Others suggest burning the diseased matter if permitted (or desirable) where you live.
5Remove Other Susceptible Plants
It’s not always realistic (or desirable) to remove vulnerable plants but it is something to consider. (Do as I say, not as I do!)
Puccinia malvacearum can infect all members of Malvaceae family. If an outbreak is really severe, in addition to cutting back or removing your hollyhocks, consider removing other plants in the same family (including weeds). I’ve listed a few here:
- Abutilon – Flowering Maple, Indian Mallow
- Alcea and Althaea – Hollyhock
- Giant Mallow – such as Rose-of-Sharon (H. syriacus)
- Hibiscus – Rose Mallow
- Lavatera – Tree Mallow
- Malva – Mallow, Musk Mallow
- Malvastrum – False-mallow
- Sphaeralcea – False Mallow
If it’s really bad, stop growing them, give it a few years (or more) and try again.
6Cut Hollyhocks Down the Ground in Fall
If your plants made it through the growing season without rust: congratulations! You are a unicorn.
If there was some rust, cut the stalks down to the ground and dispose of the diseased material.
Otherwise those fungal spores stay dormant in the winter, ready to pounce again in spring.
Frequently Asked Questions
Hollyhocks need full sun to flower. Are yours getting at least six hours of direct sun each day?
Another common cause is too much fertilizer, specifically nitrogen (the N in N-P-K on fertilizer labels). Depending on how far along you are in the season, you may not be able to get blooms this year. But stop fertilizing, regardless.
There is also a fungus, Botrytis, a gray mould, that infects flowers and buds that could be to blame.
No. There are two issues with this.
First, a non-specific fungicide (a product that kills fungi), stops any spores it encounters from germinating.
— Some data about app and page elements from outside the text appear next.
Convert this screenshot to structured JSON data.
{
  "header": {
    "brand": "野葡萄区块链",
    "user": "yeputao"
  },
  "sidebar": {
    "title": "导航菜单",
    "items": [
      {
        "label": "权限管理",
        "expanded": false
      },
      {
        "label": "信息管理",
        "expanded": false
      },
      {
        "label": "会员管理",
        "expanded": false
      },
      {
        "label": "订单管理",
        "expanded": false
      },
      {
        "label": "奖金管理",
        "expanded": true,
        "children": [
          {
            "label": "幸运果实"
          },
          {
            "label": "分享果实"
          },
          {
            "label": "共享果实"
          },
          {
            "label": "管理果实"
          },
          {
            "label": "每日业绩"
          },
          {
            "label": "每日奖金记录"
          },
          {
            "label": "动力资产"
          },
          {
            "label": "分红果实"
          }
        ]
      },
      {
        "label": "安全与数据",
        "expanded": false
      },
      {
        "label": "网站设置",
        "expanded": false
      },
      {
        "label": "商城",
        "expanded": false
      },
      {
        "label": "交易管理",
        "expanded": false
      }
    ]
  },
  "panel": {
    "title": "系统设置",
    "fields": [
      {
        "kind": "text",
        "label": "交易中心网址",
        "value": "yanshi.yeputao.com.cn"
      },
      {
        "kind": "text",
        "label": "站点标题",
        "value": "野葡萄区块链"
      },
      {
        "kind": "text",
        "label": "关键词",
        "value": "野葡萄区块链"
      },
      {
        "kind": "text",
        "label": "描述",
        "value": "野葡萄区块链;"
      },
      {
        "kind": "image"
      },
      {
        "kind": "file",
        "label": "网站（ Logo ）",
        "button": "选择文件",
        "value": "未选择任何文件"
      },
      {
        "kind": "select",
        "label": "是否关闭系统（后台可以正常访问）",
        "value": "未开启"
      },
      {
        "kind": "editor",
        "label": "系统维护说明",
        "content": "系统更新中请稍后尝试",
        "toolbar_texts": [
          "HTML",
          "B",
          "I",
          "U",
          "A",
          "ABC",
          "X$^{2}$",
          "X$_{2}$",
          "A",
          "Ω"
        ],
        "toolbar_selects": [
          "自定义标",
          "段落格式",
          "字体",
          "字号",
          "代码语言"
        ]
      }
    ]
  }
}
Most of the fungi in our gardens are harmless and this is not beneficial. Plus, fungicides harm a broad range of organisms including pollinators.
Second, it’s not realistic to think we can get rid of all the spores. They’re everywhere and they can travel great distances by wind from other gardens. Once they’re here, the horse is out of the barn.
Some gardeners try fungicides preventatively to (they hope) slow an outbreak, but, the consensus is, it’s a losing battle. You can treat the plant and the soil at its roots, but are you going to also get every spore in your garden and your neighbors’ gardens? And is it worth it knowing how it affects all fungi—even the good stuff?
As far as we know, the seed embryos do not carry rust but the plant parts surrounding the seed might.
For this reason, it is not recommended to save the seeds from infected plants.
It’s one tiny preventative step in a spore-filled world.
You may also want to read up on the surface sterilization of seeds using a bleach solution in case that’s something you want to try.
Start with rust-resistant hollyhock seeds. These are not pre-treated seeds but breeds that can be less prone to rust.
Keep in mind, though, that the same seeds growing in a warmer, dry, low-humidity garden in one region may go rust-free while succumbing to rust in a cooler, damper area. No fair!
We’re never going to be able to control or avoid hollyhock rust entirely, but with the tips listed above, you may be able to grow these gorgeous flowers with minimal or manageable amounts of rust.
I’m certainly going to give it another try.
~Melissa the Empress of Dirt ♛